_TASK INSTRUCTIONS_:
Look through the lines below and extract each one that contains "title".
---------- RECORDS PROVIDED ----------
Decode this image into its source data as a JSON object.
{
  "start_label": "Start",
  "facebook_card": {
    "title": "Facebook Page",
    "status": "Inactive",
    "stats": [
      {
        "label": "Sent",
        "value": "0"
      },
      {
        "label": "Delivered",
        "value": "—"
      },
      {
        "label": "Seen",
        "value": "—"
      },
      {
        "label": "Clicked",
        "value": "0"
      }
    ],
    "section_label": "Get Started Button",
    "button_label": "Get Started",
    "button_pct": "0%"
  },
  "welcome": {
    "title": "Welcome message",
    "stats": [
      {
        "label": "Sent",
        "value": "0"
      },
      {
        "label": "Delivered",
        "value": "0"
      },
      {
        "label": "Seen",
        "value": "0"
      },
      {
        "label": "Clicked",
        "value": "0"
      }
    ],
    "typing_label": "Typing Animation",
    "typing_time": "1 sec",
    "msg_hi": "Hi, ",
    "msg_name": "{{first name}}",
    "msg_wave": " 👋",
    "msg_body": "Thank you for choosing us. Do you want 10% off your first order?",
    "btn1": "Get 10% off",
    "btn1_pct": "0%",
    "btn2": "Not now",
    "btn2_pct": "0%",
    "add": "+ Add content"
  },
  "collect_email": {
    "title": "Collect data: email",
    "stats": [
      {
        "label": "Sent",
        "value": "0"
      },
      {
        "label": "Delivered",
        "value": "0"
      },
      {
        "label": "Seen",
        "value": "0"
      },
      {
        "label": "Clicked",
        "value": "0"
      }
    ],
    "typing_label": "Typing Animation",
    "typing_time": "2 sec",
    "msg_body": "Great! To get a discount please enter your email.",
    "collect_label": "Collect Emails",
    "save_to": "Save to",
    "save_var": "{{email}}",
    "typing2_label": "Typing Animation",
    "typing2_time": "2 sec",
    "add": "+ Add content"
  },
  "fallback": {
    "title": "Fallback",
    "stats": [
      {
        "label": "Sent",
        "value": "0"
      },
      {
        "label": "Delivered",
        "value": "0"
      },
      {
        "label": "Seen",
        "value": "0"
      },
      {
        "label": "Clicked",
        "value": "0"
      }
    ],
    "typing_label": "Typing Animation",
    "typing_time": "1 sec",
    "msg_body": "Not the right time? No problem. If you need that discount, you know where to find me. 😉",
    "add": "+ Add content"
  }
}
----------
_RESPONSE BOX_:
    "title": "Facebook Page",
    "title": "Welcome message",
    "title": "Collect data: email",
    "title": "Fallback",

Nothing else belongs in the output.